Patricia Hodge, as the bereaved Annie, is as elegant as ever, but with her Yorkshire accent giving her a more homely, friendly persona. Sian Phillips, haughtily erect and correct as teacher Jessie, has “become venomous by years of exposure to schoolchildren”, but surprises everyone by being the first to agree to the calendar – so long as there are no “front bottoms”, and Elaine C. Smith delights with her version of “a vicar’s daughter gone bad”, her predilection for jazzing up the hymns, and her revealing rear view while seated at the piano. Gaynor Faye as flighty golf playing Celia and Julia Hills as reluctant Ruth complete these ‘calendar girls’ with Brigit Forsyth the self-styled president of the group, shocked and disapproving – until she discovers it is a point gained over their rival village.
Robert Jones’s versatile set transforms from a village hall into a hill where the seeds scattered in memory of the deceased have grown into a sea of sunflowers – his favourite flower.
The story has been fictionalised, but only altered in small details, and the spirit of these amazing women shines through, with the standing ovation at the end a tribute to them as much as for the performance. The play induces a few tears along with the joy and laughter, and the original Calendar Girls – in black and each wearing a sunflower - were there to share it with us.
Sheila Connor – The British Theatre Guide
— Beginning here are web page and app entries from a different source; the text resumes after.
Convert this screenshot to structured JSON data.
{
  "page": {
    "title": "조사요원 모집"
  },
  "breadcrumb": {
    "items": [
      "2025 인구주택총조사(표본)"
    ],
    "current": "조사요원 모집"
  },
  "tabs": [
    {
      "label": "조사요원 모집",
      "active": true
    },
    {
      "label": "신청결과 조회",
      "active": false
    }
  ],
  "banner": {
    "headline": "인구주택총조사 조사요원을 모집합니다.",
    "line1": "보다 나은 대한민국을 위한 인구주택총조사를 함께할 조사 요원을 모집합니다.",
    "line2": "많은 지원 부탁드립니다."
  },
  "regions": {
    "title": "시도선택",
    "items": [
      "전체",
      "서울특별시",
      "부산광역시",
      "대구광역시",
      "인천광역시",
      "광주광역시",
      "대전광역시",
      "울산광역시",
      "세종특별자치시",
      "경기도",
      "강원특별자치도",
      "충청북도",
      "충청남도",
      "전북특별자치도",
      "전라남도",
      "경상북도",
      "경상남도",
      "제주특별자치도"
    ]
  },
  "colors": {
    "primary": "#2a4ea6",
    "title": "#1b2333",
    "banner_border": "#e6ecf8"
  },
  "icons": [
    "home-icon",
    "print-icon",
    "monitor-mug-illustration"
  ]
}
Unashamedly sentimental and full of heart and bare-faced cheek, Tim Firth's stage adaptation of his own film script, inspired by the group of Yorkshire WI members who stripped off for a charity calendar to raise money for Leukaemia Research, should rake in a bob or two itself. A West End transfer followed by a never-ending tour is surely assured for a show whose feelgood factor is sky-high and which, through its celebration of female friendship among the middle-aged and middle-class, cannily covers several bases of the theatre-going demographic.
That it does not entirely feel like a paint-by-numbers job is down to Firth's ready wit, a cast who appear to enjoy every minute, and a production by Hamish McColl of The Right Size that brings some of the techniques of 21st-century theatre to a show that might otherwise look very creaky indeed. There may be something odd in the way it makes cancer seem cosy, and its portrait of female solidarity is rosy-hued and shirks issues of ambition and fulfilment in favour of happy-ever-afters. And though it is always too tasteful to offer either real physical or emotional nakedness, McColl's production and Robert Jones's clever design has a pared-down quality that allows the emotions to flourish like the sunflowers that become the women's symbol. There is a wonderful moment when letters flutter from the sky.
Patricia Hodge brings enormous dignity to Annie, whose husband's death inspires the calendar, Lynda Bellingham is terrific as Chris, whose motives become suspect, and Siân Phillips commands the stage as the elderly school teacher, Jessie, who knows how to live. It's guff, but guff that warms the cockles of the heart.
Lyn Gardner – The Guardia
Tim Firth also wrote the sceenplay for the - now famous - film, CALENDAR GIRLS starring Helen Mirren and Julie Walters. The film went to number one in the UK, becoming one of the most successful British films of all time and one of the top fifty grossing films in UK cinema history.
CALENDAR GIRLS broke box office records and became the fastest-selling tour in UK theatre history and with a glowing set of reviews from all over the country.
Scripts, CDs and DVDs of Tim Firth's work are available.